Cipollini had come close, but had never managed to win the only monument classic he would ever be capable of winning. He finished second in 1994, winning the bunch sprint behind solo winner Giorgio Furlan. And he has also finished second to Erik Zabel in the bunch gallop in 2001.

He said after he was beaten in 2001, "I dream of this race, but again, I am second".

Small_poggio_mediumBut 2002 saw Cipollini move teams to Aqua e Sapone where he spent his one and only (and massively successful) season in the famous zebra striped kit. At the age of 35 it was finally time for The Lion King to take the throne.

Early in the year Cipollini took two victories, one at the Tour de Mediterranean and one on the final stage of Tirreno-Adriatico just three days before Milano-Sanremo. These tune-up races were important for two reasons. The first was that Cipollini was forming a superb understanding with his lead-out man Giovanni Lombardi, himself a successful and Grand Tour stage winning sprinter, who had defected from Zabel’s Deutsche Telekom team.
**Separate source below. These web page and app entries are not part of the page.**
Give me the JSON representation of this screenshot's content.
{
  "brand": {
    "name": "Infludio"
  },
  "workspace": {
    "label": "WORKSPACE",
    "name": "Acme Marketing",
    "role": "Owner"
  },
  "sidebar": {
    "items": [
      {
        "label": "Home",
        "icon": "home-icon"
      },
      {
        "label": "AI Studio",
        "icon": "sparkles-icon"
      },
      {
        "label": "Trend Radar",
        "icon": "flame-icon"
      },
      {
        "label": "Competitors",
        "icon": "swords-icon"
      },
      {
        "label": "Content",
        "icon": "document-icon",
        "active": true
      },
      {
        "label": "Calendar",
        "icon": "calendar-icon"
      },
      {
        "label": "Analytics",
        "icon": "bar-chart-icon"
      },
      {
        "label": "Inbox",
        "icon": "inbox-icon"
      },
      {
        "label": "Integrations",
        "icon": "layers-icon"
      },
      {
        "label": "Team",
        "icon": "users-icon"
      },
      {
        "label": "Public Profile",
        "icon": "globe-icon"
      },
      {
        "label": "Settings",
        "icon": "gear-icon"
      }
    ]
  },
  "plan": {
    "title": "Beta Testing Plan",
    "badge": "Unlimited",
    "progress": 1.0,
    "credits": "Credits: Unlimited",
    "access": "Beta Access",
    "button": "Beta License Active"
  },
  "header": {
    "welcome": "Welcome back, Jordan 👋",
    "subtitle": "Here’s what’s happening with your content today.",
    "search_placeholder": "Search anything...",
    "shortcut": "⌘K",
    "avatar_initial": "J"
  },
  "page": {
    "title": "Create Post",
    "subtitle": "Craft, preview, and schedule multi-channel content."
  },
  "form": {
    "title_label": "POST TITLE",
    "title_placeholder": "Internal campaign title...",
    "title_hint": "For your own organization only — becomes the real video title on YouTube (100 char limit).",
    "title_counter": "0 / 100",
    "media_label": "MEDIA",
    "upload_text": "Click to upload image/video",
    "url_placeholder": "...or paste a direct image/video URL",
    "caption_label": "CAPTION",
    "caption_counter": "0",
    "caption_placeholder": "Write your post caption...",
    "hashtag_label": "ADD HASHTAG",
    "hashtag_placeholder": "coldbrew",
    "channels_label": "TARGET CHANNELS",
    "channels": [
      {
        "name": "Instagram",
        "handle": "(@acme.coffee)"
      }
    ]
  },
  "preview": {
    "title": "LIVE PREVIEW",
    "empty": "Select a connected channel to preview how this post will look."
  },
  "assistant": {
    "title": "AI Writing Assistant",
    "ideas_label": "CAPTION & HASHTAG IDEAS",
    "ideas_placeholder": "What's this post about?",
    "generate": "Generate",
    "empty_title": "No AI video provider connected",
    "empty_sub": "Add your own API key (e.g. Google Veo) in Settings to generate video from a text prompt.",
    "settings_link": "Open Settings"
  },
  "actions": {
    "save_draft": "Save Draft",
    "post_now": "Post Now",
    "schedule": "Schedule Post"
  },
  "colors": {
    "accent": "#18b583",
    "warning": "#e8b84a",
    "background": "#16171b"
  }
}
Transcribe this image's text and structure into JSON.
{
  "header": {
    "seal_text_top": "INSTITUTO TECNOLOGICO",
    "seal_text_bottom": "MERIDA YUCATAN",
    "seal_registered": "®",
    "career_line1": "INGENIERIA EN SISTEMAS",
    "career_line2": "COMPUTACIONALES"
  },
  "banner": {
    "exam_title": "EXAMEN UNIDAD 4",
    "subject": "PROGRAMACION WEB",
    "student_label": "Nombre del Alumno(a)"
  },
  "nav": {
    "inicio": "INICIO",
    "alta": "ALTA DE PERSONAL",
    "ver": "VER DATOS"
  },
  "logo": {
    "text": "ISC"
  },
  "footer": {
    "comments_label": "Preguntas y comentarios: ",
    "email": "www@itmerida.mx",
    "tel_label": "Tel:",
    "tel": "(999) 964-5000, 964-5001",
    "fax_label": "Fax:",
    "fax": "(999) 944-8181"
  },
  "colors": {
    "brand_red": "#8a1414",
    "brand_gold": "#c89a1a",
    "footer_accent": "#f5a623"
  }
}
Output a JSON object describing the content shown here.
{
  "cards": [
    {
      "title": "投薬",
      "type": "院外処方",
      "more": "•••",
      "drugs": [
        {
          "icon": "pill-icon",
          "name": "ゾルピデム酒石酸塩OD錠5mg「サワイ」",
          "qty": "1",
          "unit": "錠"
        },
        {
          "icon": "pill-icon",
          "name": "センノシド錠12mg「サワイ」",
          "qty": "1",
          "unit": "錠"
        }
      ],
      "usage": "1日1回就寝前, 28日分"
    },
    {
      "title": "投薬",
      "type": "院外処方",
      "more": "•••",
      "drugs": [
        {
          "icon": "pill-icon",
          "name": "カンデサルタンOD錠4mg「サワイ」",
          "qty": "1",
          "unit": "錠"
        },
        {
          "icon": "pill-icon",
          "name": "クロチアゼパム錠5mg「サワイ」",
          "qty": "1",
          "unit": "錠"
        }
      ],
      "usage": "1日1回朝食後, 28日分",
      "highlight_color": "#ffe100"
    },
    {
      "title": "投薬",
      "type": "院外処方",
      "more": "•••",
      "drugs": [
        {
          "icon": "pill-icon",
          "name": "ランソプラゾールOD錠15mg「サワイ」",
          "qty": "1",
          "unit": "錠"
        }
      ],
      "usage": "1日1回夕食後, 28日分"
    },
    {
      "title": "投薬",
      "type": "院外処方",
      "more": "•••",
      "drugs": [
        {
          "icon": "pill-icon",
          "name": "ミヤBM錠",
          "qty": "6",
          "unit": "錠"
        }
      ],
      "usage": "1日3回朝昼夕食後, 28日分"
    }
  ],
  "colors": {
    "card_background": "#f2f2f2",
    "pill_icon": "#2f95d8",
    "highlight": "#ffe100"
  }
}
The second important factor was a psychological one. Zabel had won four of the last five editions of Milano-Sanremo and was the favourite once again. But Cipollini’s victory in Tirreno-Adriatico just days before La Primavera saw him beat Zabel into second place and gain an important mental advantage.

Although Cipollini was quick to play down any significance in the press after his stage win: "It's a sign that the legs are there, even if this win doesn't mean much in the perspective of San Remo."

But three days later, Lombardi provided a perfect lead out for Cipollini who roared home to take the biggest win of his career and finally etch his name alongside the greats of Italian cycling.

The race was animated by a crash with 30km to go, behind which Zabel was caught up as he lost contact with the leading group. Suddenly the race was wide open as an array of teams knew the chances of bringing their sprinter home to victory had just increased considerably.

Despite an inevitable attack on the Poggio by Paolo Bettini, the race came back together for a sprint along the Via Roma where Cipollini showed everyone who was boss.

He said after the victory: "I feel like I'm in another world. I have made a lot of sacrifices to reach this point. This is the best moment of my career. Milano-Sanremo, I have thought about it always."

"I came close to victory last year and this gave me the strength to persevere. Before the race, I did not want to talk about it. The team change was very important in that it gave me a new level of motivation with people who had confidence in me. I started training in December. I went to South Africa and the Canaries with this aim."

"If I have an objective now, it is the World Championship in October. The parcours is good for me."

Cipollini’s year continued by winning Ghent-Wevelgem, six stages of the Giro and the points classification as well as three stages of the Vuelta before culminating in his stated goal of taking the rainbow jersey at the Zolder race track, all at the ripe old age of 35.

Hear IrishPeloton -- a/k/a Cillian Kelly -- along with host John Galloway at This Week in Cycling History. Poggio photo by Fotoreporter Sirotti.